HONOLULU — The crew of the U.S. Coast Guard Cutter Rush, a 378-foot high endurance cutter home ported in Honolulu, returned home last week after a ground-breaking six-week law enforcement patrol through the South Pacific.
The Rush’s crew conducted joint law enforcement operations with three embarked Republic of Kiribati law enforcement officials under a new diplomatic ship rider agreement recently signed between the U.S. and Kiribati governments.
The bilateral agreement has drawn attention at the highest level of the Department of Homeland Security for its success and was mentioned by the Coast Guard Commandant in a recent “State of the Coast Guard” address.
In one instance, Rush crew members and the Kiribati officers boarded a Japanese-flagged fishing vessel suspected of violating the terms of their license to fish in Kiribati waters. As a result of the boarding, the Kiribati government arrested the master, and seized the vessel and its catch of more than 22,000 pounds of fish, assessing fines and penalties exceeding $700,000.
A second joint boarding resulted in the voyage termination of a Kiribati-flagged tanker vessel operating without a bunker license. A bunker license authorizes a vessel with maximum fuel capacity of 10,500 gallons or more to transfer fuel to another vessel. The tanker is suspected of operating within Kiribati waters and bunkering to vessels engaging in illegal fishing. The case is under ongoing investigation by the Kiribati National Police.
Rush crew members also conducted two high seas Western and Central Pacific Fisheries Commission WCPFC boardings, including the first-ever WCPFC boarding conducted by the United States of a Chinese-flagged fishing vessel pursuant to this international boarding scheme.
The WCPFC is a regional fisheries management organization whose objective is to ensure the long-term conservation and sustainable use of highly migratory fish stocks in the Western and Central Pacific Ocean. The fishery is valued at more than $3 billion annually and over half of the global tuna catch is caught from this area, which stretches across the Pacific Ocean from the south coast of Australia to the Bering Sea.
“The new ship rider agreement between the U.S. and Kiribati represents a positive step forward in increased enforcement cooperation to address illegal, unreported and unregulated fishing in the region that threatens the sustainability of these valuable fish stocks,” said Cmdr. Mark Young, the Coast Guard’s Chief of Enforcement for the Fourteenth District.
“The fantastic results of Rush and the embarked Kiribati ship riders clearly demonstrates to others in the region our resolve to eliminate the illegal activities and unsustainable practices that threaten our collective resources.”

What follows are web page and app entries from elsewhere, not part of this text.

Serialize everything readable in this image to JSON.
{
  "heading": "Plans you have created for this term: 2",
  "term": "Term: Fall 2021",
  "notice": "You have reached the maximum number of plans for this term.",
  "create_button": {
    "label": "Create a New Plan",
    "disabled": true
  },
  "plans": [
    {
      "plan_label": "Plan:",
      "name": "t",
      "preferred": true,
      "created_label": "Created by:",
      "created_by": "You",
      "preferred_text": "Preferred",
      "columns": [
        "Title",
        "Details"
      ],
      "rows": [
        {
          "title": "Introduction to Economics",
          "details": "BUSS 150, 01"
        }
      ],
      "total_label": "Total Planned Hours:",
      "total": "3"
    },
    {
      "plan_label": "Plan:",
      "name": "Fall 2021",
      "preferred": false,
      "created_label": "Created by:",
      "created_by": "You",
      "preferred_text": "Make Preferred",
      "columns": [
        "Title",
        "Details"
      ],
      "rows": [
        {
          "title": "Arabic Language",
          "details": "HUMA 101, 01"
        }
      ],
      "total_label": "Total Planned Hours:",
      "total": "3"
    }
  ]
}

The Rush is one of two 378-foot high endurance cutters based in Honolulu and was launched in 1968 and has a crew of 20 officers and 148 enlisted Coast Guard men and women.